▶ _INPUT DATA_:
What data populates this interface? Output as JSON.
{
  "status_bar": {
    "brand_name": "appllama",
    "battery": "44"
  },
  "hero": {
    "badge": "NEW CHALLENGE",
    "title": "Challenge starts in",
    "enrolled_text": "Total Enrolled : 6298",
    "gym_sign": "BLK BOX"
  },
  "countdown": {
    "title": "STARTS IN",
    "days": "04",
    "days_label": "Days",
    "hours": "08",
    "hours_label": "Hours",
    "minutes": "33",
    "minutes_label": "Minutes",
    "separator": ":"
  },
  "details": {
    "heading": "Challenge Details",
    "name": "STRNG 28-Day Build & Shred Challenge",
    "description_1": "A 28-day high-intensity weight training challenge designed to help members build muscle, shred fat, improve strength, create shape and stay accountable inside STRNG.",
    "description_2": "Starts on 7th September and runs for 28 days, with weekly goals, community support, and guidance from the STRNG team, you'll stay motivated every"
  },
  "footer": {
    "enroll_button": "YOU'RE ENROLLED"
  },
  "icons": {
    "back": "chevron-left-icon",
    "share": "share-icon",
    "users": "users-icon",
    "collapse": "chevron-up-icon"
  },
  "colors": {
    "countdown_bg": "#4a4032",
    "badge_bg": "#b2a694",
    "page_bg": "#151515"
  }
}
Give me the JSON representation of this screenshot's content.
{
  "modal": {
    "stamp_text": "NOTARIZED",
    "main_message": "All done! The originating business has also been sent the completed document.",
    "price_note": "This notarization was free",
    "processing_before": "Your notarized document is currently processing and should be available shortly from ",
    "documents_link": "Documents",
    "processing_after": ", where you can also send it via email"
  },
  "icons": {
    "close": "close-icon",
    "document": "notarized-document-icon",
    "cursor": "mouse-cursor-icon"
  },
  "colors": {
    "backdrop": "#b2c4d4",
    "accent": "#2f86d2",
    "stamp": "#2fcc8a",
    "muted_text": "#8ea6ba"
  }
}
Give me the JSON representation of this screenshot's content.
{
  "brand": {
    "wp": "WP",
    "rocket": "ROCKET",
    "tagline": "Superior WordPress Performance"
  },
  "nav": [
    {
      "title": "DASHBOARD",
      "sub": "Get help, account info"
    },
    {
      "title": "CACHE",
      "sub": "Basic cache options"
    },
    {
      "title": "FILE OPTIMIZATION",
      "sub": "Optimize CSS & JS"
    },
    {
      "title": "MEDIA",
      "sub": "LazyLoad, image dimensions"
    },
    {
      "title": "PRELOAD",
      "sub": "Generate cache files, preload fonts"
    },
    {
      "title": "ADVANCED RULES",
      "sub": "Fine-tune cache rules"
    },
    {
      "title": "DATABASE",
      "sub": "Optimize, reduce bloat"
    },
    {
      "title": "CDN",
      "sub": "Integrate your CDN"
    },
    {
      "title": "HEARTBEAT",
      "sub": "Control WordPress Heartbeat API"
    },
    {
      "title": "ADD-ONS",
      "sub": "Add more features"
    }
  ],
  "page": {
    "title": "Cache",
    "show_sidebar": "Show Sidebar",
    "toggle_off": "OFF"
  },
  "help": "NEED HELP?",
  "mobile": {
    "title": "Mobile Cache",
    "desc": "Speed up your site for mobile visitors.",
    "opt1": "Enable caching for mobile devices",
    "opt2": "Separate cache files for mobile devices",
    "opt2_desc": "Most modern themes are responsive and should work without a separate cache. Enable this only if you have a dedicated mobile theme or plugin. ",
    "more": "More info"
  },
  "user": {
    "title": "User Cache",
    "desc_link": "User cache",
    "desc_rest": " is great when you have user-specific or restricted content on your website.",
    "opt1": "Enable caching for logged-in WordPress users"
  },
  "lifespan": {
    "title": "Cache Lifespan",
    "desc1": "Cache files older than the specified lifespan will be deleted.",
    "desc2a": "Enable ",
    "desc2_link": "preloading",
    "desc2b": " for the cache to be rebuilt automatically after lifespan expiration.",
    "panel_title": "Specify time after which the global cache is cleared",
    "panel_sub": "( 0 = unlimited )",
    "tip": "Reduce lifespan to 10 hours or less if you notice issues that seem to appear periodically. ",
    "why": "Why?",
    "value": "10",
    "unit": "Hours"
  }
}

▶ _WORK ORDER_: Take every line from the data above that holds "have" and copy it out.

▶ _WRITTEN ANSWER_:
    "opt2_desc": "Most modern themes are responsive and should work without a separate cache. Enable this only if you have a dedicated mobile theme or plugin. ",
    "desc_rest": " is great when you have user-specific or restricted content on your website.",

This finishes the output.